1) US politicians encouraged hunting the buffalo to extinction so that the Native Americans would be forced to become "civilized" farmers instead of hunters;
2) Native children were forced to go to boarding schools, where they were beaten for speaking their native language. The book mentions one man who eventually spoke several languages, but only stuttered in one: his native tongue. Because of the beatings;
3) Natives were marched to a reservation so that they could become civilized farmers. The reservation was on land that could not be farmed;
4) During the marches to reservations, soldiers raped the Native women. If a male family member stood in their way, they would kill him, and rape the woman.
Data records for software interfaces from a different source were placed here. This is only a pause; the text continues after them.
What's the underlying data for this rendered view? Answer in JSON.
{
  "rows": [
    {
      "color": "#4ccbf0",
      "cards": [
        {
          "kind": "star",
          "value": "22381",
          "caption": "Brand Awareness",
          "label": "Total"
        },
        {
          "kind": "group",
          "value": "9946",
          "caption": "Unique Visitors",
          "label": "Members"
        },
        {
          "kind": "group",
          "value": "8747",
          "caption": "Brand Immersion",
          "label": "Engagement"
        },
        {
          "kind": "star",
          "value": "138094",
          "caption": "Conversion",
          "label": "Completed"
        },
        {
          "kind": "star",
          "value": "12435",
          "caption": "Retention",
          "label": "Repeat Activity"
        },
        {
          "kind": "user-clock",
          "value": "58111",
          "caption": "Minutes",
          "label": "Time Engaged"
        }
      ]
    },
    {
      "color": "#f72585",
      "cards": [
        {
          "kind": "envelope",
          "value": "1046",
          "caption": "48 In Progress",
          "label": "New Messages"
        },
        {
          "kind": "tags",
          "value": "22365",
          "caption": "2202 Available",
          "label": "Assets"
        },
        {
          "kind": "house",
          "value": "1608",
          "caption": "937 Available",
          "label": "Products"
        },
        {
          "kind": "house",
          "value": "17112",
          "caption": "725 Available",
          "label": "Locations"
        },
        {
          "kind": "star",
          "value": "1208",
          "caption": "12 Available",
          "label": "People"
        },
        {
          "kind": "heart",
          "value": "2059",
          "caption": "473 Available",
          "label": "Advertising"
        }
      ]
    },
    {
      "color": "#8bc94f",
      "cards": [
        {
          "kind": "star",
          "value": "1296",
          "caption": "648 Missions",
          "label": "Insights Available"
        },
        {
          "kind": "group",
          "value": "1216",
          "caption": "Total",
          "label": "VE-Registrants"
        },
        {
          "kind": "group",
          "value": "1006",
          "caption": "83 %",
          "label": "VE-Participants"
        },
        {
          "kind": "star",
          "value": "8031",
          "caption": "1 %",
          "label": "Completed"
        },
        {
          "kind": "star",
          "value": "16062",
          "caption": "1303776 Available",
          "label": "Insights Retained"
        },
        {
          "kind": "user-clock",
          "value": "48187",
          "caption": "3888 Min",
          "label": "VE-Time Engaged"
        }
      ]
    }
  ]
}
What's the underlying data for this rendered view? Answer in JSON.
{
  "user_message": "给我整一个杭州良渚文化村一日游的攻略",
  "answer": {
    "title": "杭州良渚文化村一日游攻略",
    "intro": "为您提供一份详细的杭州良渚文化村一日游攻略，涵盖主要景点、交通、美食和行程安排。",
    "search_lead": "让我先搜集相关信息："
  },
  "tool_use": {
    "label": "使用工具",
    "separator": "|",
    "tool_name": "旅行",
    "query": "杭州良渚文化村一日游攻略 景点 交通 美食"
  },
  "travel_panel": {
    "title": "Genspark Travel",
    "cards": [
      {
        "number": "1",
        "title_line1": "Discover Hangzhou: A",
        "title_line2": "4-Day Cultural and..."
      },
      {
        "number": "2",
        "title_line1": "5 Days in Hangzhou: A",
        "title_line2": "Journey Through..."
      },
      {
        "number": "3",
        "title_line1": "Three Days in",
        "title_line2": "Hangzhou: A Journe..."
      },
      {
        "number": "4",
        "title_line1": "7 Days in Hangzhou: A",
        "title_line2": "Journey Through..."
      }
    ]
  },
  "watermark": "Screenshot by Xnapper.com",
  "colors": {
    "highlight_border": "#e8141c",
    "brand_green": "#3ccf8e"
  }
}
These rapist-murderers were in charge of civilizing the Native Americans;
5) Abraham Lincoln gave a speech to some chiefs in which he told them that red men were naturally more violent than white men. This was during the Civil War;
6) 1990s protests against treaty rights included throwing rocks, full beer cans, and pipebombs at Natives who were trying to fish. You could also buy bumper stickers that said "Save 2 Walleyes, Kill a Pregnant Squaw." The Nineteen Nineties.
7) Last but not least, in 1823, the Supreme Court officially set forth the Doctrine of Discovery, which states that land belongs to the first Christian European power that "discovers" it, and that native inhabitants are merely tenants because...magic God Incoherent mumbling No one knows. The chief justice based the ruling off of a book about colonial America. A book he wrote. A book he wrote "without the benefit of primary sources." Fun fact: this is still the law today.
In short, this history is one that should be known, and I think Nation to Nation makes it interesting and accessible, and the use of treaties to ground the discussion provides ample opportunities for historical, legal, and social analysis and education. It also does not shy away from the many horrors of this relationship, although I'm sure you could fill volumes with those sorts of stories, but still maintains a hopeful outlook, predicated on social change. I highly recommend it because there was so much that I didn't know.